[Records to use — start]

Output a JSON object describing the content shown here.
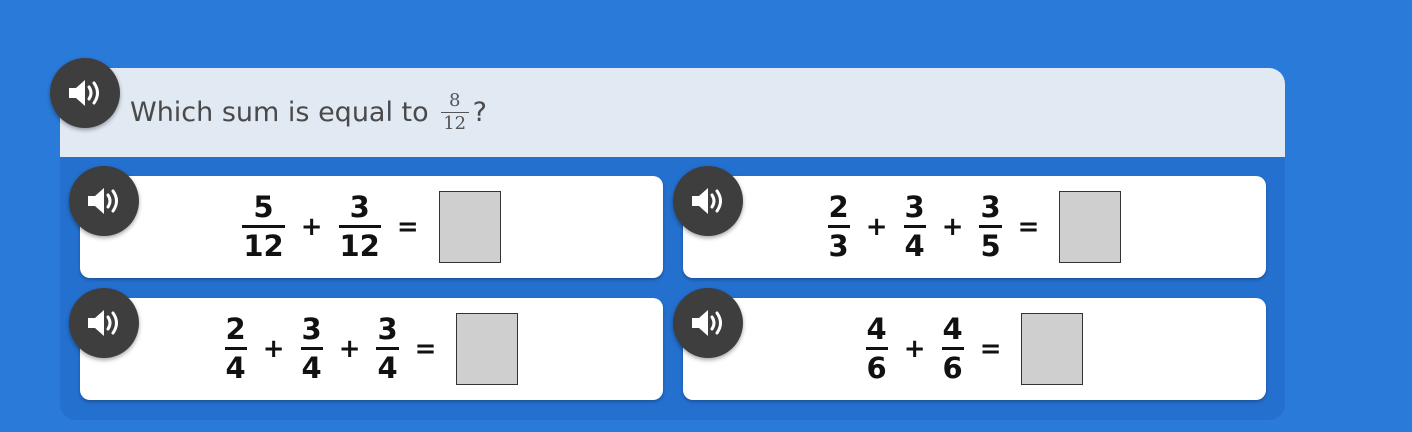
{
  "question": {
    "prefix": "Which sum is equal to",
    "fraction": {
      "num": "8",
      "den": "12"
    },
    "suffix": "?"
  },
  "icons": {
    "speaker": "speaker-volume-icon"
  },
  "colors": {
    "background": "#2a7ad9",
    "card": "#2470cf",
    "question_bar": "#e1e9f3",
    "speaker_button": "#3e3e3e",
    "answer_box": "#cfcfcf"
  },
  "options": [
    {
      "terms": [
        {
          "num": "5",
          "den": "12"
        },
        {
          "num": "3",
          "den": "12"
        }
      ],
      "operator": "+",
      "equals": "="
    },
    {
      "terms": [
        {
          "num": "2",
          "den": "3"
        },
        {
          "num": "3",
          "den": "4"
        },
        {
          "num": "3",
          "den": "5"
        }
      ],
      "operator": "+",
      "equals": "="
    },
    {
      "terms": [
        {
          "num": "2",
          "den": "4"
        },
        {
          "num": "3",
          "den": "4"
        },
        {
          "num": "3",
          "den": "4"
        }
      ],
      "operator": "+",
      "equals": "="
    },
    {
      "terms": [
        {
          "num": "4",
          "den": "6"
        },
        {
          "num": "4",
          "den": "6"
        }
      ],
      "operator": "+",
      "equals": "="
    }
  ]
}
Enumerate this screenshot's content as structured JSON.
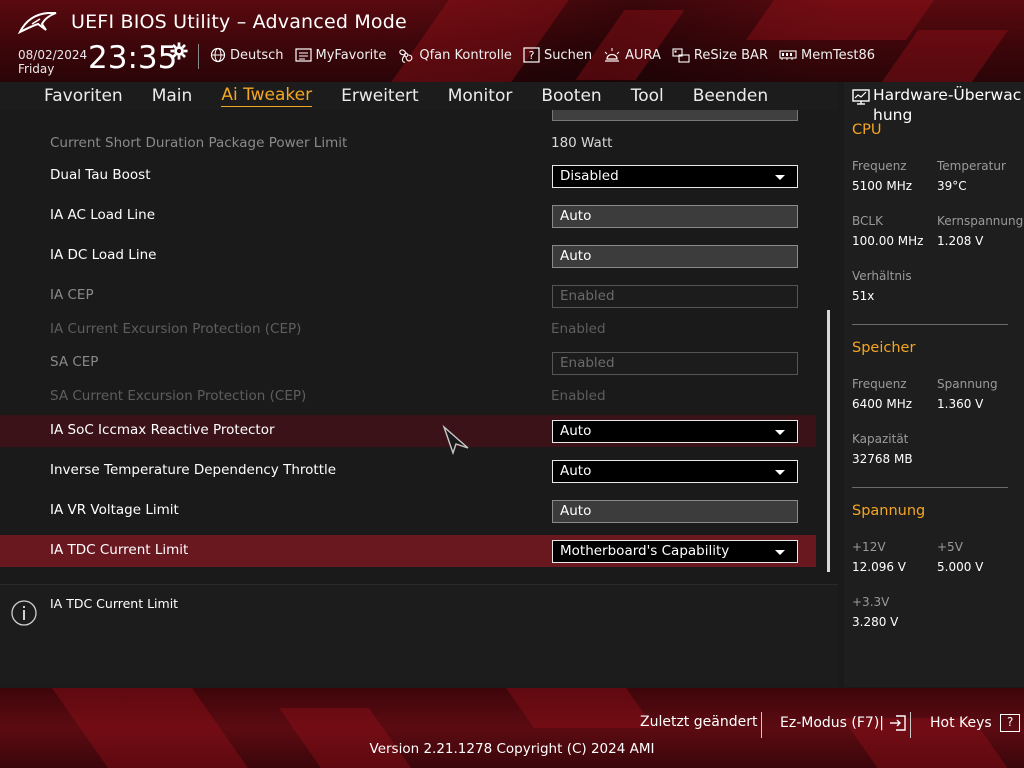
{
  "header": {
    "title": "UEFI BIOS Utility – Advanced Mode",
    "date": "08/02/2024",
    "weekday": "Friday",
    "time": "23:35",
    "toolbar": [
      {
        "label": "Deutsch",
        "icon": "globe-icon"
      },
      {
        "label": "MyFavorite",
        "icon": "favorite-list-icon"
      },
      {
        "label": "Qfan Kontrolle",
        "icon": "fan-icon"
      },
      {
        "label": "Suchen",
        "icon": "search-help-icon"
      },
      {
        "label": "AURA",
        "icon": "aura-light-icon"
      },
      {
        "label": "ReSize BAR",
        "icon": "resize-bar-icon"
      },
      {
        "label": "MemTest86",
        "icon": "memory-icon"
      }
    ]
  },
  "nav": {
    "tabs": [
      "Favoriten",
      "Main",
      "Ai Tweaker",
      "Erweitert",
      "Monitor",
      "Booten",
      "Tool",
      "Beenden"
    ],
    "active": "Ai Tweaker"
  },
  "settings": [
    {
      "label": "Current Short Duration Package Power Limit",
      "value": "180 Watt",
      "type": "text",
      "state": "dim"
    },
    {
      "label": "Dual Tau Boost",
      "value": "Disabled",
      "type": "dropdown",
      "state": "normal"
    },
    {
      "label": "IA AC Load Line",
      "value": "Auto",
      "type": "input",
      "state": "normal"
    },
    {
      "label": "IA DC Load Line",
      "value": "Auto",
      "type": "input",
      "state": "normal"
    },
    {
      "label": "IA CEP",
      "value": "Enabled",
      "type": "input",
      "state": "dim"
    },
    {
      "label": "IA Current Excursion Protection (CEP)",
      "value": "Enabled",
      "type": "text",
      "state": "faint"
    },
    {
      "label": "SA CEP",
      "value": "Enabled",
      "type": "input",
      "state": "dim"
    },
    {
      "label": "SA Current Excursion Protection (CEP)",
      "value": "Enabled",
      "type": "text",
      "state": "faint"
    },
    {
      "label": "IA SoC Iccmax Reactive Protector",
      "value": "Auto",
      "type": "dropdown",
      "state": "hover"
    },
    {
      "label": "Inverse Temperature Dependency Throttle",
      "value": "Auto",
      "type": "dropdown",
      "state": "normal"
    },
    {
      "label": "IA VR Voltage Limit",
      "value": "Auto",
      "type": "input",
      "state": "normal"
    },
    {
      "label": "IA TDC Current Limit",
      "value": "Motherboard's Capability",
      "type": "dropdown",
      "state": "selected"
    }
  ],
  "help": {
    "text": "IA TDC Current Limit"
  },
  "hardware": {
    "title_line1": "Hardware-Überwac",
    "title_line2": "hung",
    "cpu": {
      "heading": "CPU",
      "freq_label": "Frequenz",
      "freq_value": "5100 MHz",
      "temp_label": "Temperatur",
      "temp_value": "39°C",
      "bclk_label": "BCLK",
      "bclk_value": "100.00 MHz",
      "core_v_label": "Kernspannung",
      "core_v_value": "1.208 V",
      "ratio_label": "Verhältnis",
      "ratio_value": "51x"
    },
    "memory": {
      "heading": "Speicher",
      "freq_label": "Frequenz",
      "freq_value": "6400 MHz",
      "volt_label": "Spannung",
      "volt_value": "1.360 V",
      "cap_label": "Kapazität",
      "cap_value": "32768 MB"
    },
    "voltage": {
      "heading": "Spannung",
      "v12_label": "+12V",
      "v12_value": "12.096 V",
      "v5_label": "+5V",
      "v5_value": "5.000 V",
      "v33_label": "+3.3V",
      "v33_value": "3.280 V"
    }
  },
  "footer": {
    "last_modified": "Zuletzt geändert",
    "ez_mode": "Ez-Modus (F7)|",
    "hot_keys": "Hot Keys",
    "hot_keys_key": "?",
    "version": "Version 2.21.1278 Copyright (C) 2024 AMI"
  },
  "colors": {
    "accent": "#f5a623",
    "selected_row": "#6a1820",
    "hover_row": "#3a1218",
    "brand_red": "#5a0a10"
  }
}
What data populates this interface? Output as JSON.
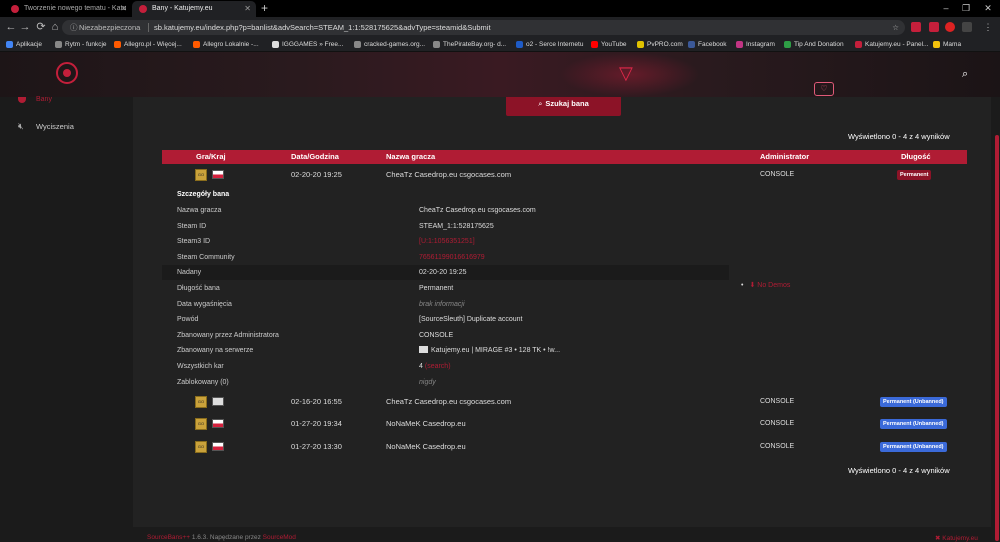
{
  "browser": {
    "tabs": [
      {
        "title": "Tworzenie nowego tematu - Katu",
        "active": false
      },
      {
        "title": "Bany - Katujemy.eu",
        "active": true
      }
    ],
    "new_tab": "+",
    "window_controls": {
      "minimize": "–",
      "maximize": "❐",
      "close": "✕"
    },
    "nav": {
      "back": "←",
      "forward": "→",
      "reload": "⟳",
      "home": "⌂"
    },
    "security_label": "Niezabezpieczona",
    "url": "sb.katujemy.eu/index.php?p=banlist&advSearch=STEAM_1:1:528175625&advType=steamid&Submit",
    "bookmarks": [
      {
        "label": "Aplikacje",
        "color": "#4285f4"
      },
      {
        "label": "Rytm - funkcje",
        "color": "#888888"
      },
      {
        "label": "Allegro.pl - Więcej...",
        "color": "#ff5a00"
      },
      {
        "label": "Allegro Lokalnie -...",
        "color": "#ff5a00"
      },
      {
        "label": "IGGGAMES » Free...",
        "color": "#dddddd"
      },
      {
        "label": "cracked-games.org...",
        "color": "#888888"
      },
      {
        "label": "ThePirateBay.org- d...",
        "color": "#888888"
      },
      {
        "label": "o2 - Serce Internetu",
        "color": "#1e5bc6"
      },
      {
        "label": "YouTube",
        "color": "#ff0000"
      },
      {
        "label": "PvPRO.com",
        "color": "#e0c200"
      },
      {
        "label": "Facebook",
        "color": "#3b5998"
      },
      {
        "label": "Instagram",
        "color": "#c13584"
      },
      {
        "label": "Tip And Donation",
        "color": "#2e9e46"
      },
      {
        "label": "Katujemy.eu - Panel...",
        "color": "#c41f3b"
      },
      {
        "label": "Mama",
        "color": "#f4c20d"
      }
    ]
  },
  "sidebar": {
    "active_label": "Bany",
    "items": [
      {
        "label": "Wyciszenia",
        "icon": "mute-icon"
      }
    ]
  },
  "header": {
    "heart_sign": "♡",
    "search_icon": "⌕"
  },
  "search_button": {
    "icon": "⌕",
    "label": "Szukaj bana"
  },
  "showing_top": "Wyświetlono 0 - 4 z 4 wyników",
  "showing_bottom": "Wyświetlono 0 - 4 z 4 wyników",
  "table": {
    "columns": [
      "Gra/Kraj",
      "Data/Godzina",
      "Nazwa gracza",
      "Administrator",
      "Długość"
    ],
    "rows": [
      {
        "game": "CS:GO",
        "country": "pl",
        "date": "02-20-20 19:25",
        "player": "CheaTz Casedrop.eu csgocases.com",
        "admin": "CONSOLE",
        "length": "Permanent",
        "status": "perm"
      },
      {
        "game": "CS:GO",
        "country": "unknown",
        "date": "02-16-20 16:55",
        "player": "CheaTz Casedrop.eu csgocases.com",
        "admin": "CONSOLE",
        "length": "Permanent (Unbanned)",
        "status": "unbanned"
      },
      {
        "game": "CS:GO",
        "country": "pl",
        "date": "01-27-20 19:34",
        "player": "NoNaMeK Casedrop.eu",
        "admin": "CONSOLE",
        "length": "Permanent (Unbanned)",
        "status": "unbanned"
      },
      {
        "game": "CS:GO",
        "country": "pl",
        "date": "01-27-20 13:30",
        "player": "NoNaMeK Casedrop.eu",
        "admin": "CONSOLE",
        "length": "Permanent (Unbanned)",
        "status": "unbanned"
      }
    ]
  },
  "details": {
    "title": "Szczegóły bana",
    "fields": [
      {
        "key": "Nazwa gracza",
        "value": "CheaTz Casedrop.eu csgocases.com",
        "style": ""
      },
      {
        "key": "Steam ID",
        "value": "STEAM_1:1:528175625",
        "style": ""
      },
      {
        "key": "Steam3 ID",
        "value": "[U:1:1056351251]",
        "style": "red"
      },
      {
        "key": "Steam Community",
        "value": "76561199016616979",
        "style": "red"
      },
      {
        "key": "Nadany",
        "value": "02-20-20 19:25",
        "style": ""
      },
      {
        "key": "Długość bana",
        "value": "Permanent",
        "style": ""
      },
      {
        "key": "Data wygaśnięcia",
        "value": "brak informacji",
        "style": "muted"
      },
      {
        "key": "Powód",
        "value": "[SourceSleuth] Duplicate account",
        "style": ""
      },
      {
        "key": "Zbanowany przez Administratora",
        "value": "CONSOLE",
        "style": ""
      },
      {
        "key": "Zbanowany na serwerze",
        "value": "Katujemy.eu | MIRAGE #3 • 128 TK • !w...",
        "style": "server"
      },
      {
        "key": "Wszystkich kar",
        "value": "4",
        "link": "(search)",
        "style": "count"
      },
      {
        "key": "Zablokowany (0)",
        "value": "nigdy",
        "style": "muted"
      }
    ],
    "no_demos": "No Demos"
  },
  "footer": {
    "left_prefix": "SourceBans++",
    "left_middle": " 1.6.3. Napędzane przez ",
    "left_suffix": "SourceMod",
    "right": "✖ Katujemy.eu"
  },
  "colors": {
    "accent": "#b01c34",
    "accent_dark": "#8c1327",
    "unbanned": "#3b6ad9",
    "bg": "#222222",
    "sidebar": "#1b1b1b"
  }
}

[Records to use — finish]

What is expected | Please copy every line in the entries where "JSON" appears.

Task response |
Output a JSON object describing the content shown here.
Enumerate this screenshot's content as structured JSON.
What data populates this interface? Output as JSON.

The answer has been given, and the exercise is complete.